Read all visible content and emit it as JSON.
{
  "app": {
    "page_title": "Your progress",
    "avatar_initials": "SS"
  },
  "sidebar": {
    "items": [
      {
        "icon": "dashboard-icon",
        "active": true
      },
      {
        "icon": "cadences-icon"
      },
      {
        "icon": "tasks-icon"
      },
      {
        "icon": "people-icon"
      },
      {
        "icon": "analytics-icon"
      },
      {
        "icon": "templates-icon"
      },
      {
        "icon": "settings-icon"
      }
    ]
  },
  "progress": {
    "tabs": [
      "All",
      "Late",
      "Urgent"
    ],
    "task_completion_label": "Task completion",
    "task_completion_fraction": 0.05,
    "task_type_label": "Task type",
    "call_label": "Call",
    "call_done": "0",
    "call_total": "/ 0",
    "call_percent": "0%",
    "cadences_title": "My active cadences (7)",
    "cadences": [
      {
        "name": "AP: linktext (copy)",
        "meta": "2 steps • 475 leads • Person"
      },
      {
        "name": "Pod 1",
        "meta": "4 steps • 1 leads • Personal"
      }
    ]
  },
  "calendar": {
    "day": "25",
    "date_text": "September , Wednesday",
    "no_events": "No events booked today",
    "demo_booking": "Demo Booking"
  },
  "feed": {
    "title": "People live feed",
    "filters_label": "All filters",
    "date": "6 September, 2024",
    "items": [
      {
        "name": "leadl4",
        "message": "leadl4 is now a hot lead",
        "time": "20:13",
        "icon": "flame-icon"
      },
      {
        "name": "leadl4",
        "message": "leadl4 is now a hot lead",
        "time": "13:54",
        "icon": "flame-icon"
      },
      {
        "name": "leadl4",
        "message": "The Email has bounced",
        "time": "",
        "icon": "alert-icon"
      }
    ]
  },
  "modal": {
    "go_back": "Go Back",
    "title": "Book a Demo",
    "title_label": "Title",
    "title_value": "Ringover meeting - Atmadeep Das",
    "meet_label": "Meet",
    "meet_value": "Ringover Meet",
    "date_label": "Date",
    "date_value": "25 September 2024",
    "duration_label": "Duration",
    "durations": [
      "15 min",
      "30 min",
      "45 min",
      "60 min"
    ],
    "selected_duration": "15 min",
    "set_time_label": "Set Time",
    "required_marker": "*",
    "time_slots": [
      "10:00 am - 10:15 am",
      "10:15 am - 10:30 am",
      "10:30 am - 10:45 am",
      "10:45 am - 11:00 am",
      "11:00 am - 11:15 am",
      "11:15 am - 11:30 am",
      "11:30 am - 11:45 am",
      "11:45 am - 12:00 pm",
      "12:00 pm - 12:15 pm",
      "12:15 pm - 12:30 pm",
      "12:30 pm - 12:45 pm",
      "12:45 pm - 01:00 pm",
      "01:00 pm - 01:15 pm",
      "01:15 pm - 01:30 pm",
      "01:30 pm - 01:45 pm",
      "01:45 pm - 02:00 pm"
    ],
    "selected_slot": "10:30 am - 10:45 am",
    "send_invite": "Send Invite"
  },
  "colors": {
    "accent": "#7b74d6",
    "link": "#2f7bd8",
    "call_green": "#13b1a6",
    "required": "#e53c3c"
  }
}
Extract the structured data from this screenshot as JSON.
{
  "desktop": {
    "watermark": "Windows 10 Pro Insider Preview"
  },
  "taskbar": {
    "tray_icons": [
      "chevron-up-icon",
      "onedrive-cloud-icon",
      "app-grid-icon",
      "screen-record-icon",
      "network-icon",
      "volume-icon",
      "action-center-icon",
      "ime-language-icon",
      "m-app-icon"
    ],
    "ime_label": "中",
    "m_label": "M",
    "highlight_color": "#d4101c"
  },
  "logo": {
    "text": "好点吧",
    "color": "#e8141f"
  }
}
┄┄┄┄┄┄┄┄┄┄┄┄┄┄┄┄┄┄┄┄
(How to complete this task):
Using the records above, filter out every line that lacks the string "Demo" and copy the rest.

(Worked solution):
    "demo_booking": "Demo Booking"
    "title": "Book a Demo",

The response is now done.